Weak spot 4: You may need more complex automations
Trello has its own sort of no-code tool for creating automations called Butler. You can use it to create rules which, when satisfied, will automatically perform certain actions, such as changing a card name or changing a set date on the card.
This is a cool feature that can really save some time when dealing with repetitive tasks, and can ensure certain obligatory steps in the process are automatically executed, preventing human error.
However, from our previous points it should come to no surprise that this allows you to create automations that operate only inside the same board. You can’t, for example, set up an automation that creates a card on a different board when a card reaches the end of the board you’re in. This makes it so you can have very efficient self-contained workflows, but no way of automating a chain of different processes. For example, by not being able to create a Client record when a Lead reaches “won” status, there’ll be a gap between Sales and Billing process that will have to be abridged manually, increasing the chances of something going wrong along the way.
In jestor, you also have no-code automations and integrations in the way of tricks: an easy way of setting up rules/triggers and actions. Not only can you create automations that work inside the same workflow, but you can create automations to connect different tables and flows in any way you’d like, effectively being able to automate chains of processes across your entire organization.
Also, besides having tricks to quickly create automations, you can develop your own code to create any sort of automation or integration you want to. This means it doesn’t matter how complex or intricate your solution is, with a bit of code you can do it on jestor.
By having both no-code and low-code options, jestor allows companies of any size and complexity to bring their processes aboard. It doesn’t matter if you triple overnight: jestor is flexible enough to adapt to you, so you don’t have to adapt to a rigid structure. This also empowers your team to automate their process on their own, effectively giving them the power to be their own software houses—sometimes without a single line of code.
To find out more about why integrations and automations can boost your company to the next level, check out this article.
Trello is a fine tool for creating simple workflows or accompanying simple tasks or projects, and has a structure that is very effective to this. However, this structure is rigid, and should you need something a little bit more flexible, it may not be able to keep up with your processes.
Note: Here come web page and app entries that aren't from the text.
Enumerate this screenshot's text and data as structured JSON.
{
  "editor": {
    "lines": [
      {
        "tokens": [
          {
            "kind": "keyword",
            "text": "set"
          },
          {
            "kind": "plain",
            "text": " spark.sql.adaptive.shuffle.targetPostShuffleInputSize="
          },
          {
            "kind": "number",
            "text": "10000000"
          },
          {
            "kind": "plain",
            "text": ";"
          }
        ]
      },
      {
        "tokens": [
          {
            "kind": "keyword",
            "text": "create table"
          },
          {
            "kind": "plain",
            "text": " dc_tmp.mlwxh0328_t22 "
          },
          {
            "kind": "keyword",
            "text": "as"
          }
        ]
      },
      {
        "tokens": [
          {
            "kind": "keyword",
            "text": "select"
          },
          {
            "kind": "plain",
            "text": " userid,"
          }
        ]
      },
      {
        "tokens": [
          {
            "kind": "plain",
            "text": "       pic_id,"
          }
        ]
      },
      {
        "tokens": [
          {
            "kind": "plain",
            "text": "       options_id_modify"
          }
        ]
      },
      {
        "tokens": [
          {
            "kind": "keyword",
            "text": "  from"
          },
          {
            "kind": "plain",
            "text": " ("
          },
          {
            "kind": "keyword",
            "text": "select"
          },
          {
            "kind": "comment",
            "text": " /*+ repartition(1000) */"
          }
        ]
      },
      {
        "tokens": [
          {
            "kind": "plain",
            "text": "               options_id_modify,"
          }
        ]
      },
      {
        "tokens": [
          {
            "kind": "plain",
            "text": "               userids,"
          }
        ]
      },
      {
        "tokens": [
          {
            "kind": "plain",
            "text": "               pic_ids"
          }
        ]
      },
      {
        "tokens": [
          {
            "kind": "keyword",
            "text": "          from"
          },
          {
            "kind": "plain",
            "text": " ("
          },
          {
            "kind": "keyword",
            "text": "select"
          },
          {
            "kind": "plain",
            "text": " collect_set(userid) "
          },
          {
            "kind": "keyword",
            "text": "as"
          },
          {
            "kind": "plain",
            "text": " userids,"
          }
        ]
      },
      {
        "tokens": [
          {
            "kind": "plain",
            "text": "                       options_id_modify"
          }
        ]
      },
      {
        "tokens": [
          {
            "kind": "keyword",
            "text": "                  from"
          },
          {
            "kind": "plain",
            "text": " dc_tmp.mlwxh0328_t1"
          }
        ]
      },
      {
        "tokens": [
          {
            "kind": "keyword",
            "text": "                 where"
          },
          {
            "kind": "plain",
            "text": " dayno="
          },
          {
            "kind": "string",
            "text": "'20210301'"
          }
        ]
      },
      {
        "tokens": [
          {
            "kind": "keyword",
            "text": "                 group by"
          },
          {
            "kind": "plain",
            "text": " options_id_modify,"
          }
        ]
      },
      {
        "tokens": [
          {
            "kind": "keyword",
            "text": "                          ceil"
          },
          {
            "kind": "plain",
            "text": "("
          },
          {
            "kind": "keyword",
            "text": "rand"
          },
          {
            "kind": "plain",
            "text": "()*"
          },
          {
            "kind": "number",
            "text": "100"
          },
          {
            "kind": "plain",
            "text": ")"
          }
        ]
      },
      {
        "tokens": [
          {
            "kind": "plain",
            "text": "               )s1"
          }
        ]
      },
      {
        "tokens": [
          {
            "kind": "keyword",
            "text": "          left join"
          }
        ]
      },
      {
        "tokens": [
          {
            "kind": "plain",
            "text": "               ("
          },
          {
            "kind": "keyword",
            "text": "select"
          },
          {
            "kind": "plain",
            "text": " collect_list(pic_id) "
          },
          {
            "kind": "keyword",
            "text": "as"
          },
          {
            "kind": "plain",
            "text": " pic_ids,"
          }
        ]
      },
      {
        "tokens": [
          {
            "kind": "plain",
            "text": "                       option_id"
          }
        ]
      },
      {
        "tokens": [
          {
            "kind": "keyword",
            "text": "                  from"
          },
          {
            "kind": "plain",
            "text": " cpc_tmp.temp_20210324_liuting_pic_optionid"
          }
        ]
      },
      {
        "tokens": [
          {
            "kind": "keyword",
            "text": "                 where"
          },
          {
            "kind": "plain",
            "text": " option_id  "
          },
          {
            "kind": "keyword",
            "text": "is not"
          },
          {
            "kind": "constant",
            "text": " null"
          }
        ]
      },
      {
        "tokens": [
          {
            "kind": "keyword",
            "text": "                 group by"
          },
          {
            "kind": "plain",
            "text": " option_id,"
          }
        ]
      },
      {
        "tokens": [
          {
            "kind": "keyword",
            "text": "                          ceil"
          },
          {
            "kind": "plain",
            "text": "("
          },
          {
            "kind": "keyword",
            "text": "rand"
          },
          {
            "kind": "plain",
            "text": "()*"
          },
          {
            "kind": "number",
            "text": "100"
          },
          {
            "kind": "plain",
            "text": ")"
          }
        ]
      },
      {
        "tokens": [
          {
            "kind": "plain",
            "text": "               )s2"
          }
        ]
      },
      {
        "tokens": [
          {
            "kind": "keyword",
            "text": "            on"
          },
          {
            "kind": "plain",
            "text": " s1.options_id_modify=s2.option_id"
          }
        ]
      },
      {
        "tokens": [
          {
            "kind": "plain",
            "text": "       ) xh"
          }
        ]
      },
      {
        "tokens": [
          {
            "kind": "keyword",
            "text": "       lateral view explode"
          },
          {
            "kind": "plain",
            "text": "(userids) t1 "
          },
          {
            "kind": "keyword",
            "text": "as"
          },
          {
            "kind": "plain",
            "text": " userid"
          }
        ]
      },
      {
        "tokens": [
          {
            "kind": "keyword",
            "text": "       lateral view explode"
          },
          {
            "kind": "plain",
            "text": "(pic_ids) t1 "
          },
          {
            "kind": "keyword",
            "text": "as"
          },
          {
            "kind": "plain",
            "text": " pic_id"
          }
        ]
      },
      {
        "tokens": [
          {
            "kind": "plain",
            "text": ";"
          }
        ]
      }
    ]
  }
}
Jestor can become anything you want, which means you can create structures that mimic exactly what you’d get from Trello, as well as things that you wouldn’t have there. The combination of structured data, relational information, robust permissioning and complex automations will bring your processes to the next level, and be flexible enough to keep up with increasingly complex processes you may develop as you grow.
If you value rigid structures and off-the-shelf solutions for its simplicity and low learning curve, or if you want more cosmetic customization options, you may want to give Trello a shot. However, if what you need is a better way of organizing data and automating processes, jestor brings a lot more to the table on that front.
As a final note, you may also want to consider integrating both platforms so that you get the best of both worlds. So, if your team wants to use Trello for managing tasks or clients’ projects because it already has everything they need for that specific purpose, or because they are already familiar with the tool, integrating jestor and Trello so that your projects’ data is organized and centralized can be an excellent move. This way, your team will have everything they love about Trello, but your company will benefit from everything else jestor brings to the table.
If you need more flexibility and organization, jestor has everything you need and more.
When your company grows, you need a platform that is designed for growth. If you need full control and data reliability, why don’t you give jestor a spin?